HOW TO COMPLETE THIS TASK: In the records below, count every line that includes the word "blender". Provide the total alone.

───── THE INPUT

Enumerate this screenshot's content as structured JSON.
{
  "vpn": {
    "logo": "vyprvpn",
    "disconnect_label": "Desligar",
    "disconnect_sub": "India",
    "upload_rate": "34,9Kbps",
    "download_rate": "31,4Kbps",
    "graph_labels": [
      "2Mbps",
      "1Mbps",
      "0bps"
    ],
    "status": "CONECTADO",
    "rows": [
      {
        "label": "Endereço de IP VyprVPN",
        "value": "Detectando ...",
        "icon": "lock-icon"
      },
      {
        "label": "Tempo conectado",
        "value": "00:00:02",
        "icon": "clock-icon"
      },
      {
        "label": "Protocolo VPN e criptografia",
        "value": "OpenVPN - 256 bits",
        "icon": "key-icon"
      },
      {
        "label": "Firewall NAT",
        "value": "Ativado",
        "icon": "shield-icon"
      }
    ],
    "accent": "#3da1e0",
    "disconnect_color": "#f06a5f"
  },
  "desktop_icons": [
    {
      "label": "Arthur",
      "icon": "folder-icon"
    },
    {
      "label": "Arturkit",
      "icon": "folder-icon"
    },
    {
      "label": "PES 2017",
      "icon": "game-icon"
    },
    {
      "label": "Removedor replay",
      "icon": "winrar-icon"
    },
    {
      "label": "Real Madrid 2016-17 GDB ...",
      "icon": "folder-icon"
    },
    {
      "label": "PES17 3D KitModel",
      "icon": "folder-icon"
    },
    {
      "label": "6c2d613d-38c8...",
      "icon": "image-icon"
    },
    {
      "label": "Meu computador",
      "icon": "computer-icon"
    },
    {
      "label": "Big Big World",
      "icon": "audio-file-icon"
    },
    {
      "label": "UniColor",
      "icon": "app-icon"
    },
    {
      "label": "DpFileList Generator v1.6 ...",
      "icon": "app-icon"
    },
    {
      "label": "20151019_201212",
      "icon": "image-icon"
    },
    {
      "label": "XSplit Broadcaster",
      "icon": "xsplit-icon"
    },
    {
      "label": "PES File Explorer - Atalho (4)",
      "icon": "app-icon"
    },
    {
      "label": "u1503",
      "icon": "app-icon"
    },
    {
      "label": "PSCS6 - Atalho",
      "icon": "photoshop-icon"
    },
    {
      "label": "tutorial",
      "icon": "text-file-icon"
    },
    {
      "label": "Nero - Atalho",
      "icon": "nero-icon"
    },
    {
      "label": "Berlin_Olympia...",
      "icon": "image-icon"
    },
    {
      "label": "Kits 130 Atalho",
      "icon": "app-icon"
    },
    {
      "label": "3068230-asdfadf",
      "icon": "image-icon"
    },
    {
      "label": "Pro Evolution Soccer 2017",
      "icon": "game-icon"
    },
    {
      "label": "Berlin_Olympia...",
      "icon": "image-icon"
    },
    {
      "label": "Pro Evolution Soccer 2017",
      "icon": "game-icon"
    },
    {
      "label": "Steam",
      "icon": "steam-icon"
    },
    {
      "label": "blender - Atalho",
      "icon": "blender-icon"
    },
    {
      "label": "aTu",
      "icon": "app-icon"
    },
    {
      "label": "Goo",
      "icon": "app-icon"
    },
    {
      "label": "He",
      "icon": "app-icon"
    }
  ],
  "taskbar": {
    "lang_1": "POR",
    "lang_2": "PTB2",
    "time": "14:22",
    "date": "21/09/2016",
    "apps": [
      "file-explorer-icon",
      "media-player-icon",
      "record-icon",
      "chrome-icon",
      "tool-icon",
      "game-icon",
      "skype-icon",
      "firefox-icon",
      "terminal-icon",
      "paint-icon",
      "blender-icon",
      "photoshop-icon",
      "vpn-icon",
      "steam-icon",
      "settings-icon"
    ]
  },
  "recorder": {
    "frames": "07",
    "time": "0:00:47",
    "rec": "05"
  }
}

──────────

WRITTEN SOLUTION: 3